The partnership enables the airlines to sell tickets for each others’ flights under a codeshare agreement. This will vastly increase the numbers of flight each can offer to its customers through their mobile apps and websites. In their own press release, Virgin Atlantic suggest the joint venture will offer:
- Up to 341 peak daily trans-Atlantic services, covering the top 10 routes on a nonstop basis
- Onward connections to 238 cities in North America, 98 in continental Europe and 16 in the UK
- A choice of 110 nonstop trans-Atlantic routes
Members of any of the four airlines’ frequent flyer programmes will be able to earn and redeem miles on any of the carriers, including trans-Atlantic trip, intra-Europe hops, or domestic U.S. journeys. Notably, members will also be able to earn status tier points on any of the four carriers. It’s also suggested elite status holders will be able to use 100+ lounges throughout the network.
Until December, it was expected that Air France would take a stake in Virgin Atlantic as part of the deal. This rumour was disproven when Virgin founder Richard Branson announced there would be no reduction in his family’s controlling 51% stake in the airline.
It’s not the first time some of the airlines in this new joint venture have worked together.

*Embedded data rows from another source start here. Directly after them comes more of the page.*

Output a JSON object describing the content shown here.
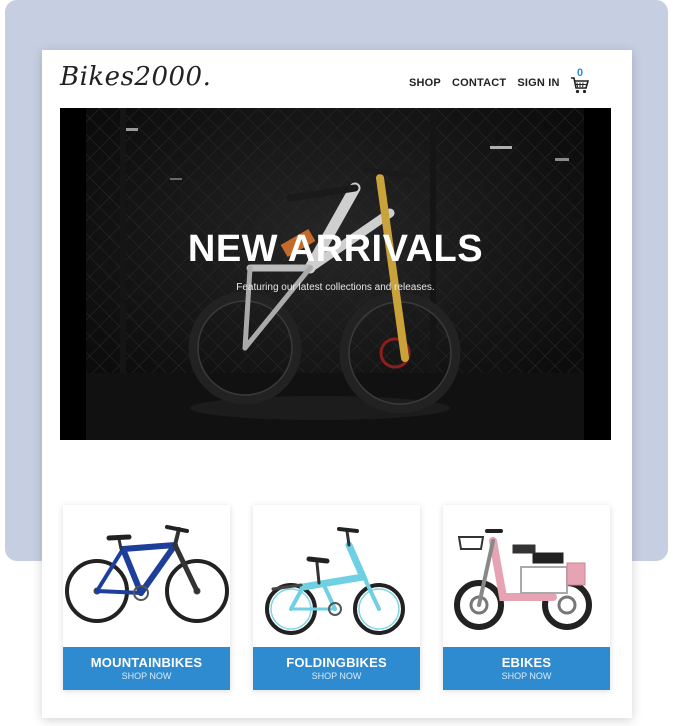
{
  "header": {
    "logo": "Bikes2000.",
    "nav": [
      {
        "label": "SHOP"
      },
      {
        "label": "CONTACT"
      },
      {
        "label": "SIGN IN"
      }
    ],
    "cart": {
      "count": "0",
      "icon": "cart-icon"
    }
  },
  "hero": {
    "title": "NEW ARRIVALS",
    "subtitle": "Featuring our latest collections and releases."
  },
  "categories": [
    {
      "title": "MOUNTAINBIKES",
      "cta": "SHOP NOW"
    },
    {
      "title": "FOLDINGBIKES",
      "cta": "SHOP NOW"
    },
    {
      "title": "EBIKES",
      "cta": "SHOP NOW"
    }
  ],
  "colors": {
    "accent": "#2f8bd0",
    "backdrop": "#c6cfe1"
  }
}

Delta, Air France and KLM have been partners since May 2009. Later, Delta acquired a 49% stake in Virgin Atlantic in 2015 and started codesharing on flights.

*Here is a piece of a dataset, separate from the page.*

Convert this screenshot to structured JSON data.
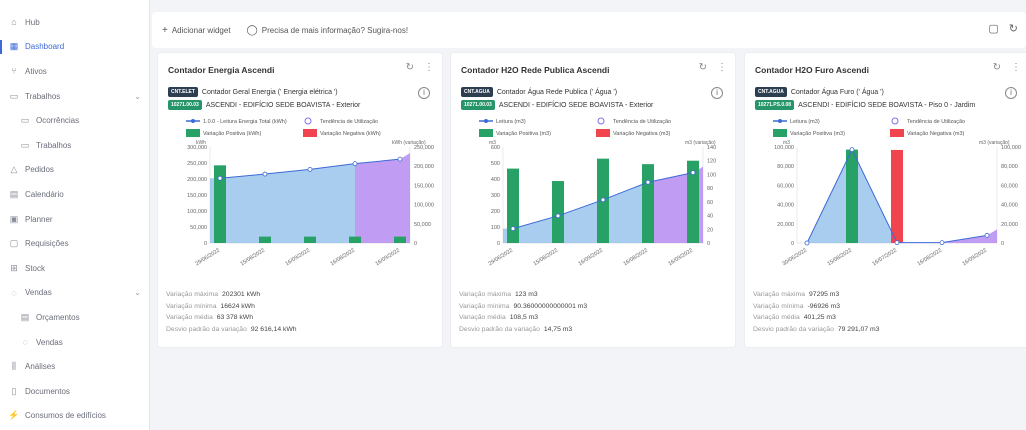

The new Virgin, Delta, Air France & KLM venture will compete with the existing partnership between British Airways and American Airlines on transatlantic routes.